He persuaded the federal government to finance a Northern Territory program which would see government reserves becoming training institutions, preparing Aboriginal residents for assimilation into mainstream Australian society. At the 1961 Native Welfare Conference he gained the support of the states for a joint policy of assimilation.
Hasluck believed that, over time, Aboriginal Australians would become similar to other Australians and that their sense of connection to kin would diminish.
He considered that citizenship should be earned and that as people 'grew into the society that they would inhabit', as he put it, they would be freed from the restrictions which state and territory protection acts and ordinances placed on their liberty.
Unlike Paul Hasluck, who considered that Aboriginal Australians had to earn citizenship (though this wasn't the case for non-Aboriginal Australians), the people who had formed the Federal Council for Aboriginal Advancement (FCAA) saw citizenship as a right.
They drew on the Universal Declaration of Human Rights, adopted and proclaimed by the General Assembly of the United Nations in 1948, which set out the rights that should apply to all human beings regardless of their circumstances.
This document, to which Australia was a signatory, would become a benchmark against which FCAA civil rights activists would measure abuses of Aboriginal human rights.
In 1959 Gordon Bryant, vice-president of FCAA and the federal Labor member for Wills, asked Attorney-General Garfield Barwick to clarify exactly what was meant by the term 'citizenship' when applied to Aboriginal Australians.
In reply, Barwick explained that Aboriginal people were Australian citizens under the Nationality and Citizenship Act, but that any limitations to their rights as citizens came from laws passed by state legislatures.
In 1958 Mary Bennett, a Western Australian activist who was both attuned to the needs of her impoverished Kalgoorlie Aboriginal neighbours and aware of moves within the international community to safeguard the rights of colonised peoples, drew attention to International Labour Organization (ILO) Convention 107 concerning 'the protection of indigenous and other tribal and semi-tribal populations in independent countries'.
Whereas the Declaration of Human Rights emphasised the universal rights of all people, the ILO Convention looked specifically at the rights of Indigenous peoples who had been colonised. It sought to secure for Indigenous populations the same legal protections offered to the rest of the community.
While the basic focus of Convention 107 was on equal rights and integration, it went further, stating:
The right of ownership, collective or individual, of the members of the populations concerned over the lands which these populations traditionally occupy shall be recognised.
Australia, however, did not sign the convention.

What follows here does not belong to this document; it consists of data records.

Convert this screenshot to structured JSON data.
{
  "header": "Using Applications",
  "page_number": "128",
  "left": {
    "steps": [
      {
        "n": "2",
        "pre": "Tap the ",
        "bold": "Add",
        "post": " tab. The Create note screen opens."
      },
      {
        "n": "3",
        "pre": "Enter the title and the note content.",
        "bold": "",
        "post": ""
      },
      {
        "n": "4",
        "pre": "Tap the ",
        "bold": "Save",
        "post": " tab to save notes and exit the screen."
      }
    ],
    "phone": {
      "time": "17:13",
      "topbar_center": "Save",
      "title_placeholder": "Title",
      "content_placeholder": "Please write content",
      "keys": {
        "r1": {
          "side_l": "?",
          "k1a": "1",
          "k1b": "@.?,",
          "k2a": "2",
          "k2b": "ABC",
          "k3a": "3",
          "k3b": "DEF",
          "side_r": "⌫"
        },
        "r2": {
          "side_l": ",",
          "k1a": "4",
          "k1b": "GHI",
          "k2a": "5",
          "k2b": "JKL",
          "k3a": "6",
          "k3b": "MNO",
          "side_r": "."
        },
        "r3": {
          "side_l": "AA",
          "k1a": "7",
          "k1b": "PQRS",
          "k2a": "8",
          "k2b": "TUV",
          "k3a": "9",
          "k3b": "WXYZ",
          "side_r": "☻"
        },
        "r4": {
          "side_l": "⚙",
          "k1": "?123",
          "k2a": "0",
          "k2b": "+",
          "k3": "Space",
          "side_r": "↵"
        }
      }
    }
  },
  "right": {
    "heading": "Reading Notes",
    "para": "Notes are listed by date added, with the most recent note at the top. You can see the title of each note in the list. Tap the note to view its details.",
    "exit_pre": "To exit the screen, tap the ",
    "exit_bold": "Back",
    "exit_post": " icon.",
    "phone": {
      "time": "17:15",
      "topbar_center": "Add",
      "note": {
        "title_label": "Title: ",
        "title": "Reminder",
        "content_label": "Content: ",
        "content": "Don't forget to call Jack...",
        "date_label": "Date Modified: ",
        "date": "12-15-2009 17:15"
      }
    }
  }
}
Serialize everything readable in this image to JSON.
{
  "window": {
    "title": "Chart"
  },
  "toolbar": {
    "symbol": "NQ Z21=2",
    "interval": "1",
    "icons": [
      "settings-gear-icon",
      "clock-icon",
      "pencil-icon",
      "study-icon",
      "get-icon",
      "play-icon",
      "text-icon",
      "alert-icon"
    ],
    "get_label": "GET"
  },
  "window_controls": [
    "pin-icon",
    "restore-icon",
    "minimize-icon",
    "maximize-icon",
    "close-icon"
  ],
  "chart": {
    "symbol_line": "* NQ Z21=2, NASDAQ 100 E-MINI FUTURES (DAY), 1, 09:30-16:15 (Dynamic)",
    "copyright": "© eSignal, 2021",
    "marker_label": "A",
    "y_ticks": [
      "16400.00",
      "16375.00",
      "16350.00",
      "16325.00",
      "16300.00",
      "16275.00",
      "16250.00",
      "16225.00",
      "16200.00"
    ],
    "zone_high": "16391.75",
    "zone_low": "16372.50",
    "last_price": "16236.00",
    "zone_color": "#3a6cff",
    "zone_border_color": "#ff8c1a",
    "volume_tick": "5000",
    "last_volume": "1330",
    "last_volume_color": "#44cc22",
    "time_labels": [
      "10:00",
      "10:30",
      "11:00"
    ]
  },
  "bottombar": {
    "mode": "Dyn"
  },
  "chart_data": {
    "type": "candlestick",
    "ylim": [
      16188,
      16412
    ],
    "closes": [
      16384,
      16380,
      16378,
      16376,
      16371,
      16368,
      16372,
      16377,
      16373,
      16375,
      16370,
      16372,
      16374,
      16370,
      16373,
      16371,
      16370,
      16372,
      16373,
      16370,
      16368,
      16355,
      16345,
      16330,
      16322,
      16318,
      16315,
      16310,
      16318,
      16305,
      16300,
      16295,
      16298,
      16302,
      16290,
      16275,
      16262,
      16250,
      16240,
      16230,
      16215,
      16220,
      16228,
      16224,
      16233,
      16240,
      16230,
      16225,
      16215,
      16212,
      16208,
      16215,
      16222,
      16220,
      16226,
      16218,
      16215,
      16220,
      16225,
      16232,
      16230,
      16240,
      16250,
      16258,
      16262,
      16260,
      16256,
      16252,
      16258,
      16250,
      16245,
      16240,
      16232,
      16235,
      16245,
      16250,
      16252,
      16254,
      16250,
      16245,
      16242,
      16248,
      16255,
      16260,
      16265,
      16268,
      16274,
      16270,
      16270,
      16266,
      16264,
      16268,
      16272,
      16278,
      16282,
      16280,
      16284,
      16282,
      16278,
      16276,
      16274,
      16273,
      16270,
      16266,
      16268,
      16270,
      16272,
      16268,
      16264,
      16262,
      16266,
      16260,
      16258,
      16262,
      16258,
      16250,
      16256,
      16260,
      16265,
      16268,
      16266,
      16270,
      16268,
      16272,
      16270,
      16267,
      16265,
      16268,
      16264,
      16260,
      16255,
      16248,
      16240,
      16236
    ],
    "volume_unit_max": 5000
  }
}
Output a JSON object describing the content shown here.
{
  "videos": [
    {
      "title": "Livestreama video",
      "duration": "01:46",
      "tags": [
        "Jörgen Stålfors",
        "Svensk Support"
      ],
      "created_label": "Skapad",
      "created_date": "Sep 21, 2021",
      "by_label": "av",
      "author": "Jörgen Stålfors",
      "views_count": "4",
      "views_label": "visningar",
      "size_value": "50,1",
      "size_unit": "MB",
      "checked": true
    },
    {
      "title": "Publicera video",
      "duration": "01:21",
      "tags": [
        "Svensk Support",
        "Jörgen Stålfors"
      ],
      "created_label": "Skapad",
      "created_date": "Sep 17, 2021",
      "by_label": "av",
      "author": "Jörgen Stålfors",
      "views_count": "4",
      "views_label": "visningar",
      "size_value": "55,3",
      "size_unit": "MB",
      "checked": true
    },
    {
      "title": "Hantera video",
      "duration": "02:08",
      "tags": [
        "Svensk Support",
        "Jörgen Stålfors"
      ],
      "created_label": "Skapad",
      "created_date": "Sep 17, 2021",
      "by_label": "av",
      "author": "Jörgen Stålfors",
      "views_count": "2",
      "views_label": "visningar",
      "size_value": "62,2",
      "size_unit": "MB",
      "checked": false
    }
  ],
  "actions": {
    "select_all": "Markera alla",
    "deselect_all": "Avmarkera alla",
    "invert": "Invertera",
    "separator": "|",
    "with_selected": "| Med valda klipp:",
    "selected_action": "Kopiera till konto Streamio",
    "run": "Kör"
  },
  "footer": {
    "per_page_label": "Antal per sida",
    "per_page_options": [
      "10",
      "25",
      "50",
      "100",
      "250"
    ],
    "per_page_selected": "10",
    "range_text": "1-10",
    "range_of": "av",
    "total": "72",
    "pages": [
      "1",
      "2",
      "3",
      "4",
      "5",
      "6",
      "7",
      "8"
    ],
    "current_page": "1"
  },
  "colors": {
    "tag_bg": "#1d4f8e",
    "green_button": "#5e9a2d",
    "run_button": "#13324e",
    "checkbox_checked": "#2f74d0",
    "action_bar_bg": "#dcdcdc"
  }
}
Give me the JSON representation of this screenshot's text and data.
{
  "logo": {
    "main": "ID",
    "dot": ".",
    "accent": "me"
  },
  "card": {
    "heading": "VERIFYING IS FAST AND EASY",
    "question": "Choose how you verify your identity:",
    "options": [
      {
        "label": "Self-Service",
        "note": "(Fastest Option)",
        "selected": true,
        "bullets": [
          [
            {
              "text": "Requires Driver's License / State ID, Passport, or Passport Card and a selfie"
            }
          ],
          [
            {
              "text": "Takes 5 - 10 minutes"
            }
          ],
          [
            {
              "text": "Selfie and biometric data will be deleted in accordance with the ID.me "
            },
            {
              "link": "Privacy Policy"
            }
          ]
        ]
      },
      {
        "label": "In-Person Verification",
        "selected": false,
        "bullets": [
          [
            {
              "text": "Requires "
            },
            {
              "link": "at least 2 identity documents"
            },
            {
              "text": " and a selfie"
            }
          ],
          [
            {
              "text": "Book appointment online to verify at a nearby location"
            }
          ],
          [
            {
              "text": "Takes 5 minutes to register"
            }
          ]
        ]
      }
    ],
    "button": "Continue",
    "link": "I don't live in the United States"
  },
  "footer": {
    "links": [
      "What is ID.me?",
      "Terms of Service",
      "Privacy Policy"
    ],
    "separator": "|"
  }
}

The agenda of the second annual conference of FCAA, which was held in Melbourne in 1959, was shaped according to the articles of Convention 107 as a way of alerting other activists of this international convention and its relevance to Australia.
One conclusion they came to was that the Australian Constitution needed to be changed so that the Commonwealth government could take a more active role and responsibility. Another was to continue to publicise cases of injustice.
The FCAA showed that it was prepared to challenge both law makers and law enforcers, such as mission superintendents and clerks of petty sessions.
In remote parts of the country the police officer often had the additional titles of local Protector of Aborigines and the Clerk of Petty Sessions as well as being under sometimes intense pressure to support pastoralists in conflicts with local Aborigines.
'Theoretical' citizenship rights meant next to nothing in a conflict which saw the rights of pastoralists to protection of their property — cattle — overriding the rights of a people to their hunting land.
Social Darwinism provided a rationale for dispossession, retaliation after cattle theft, and the use of leg irons. Social Darwinists argued that the Aboriginal race was genetically inferior to Europeans and therefore less fit in the battle for survival.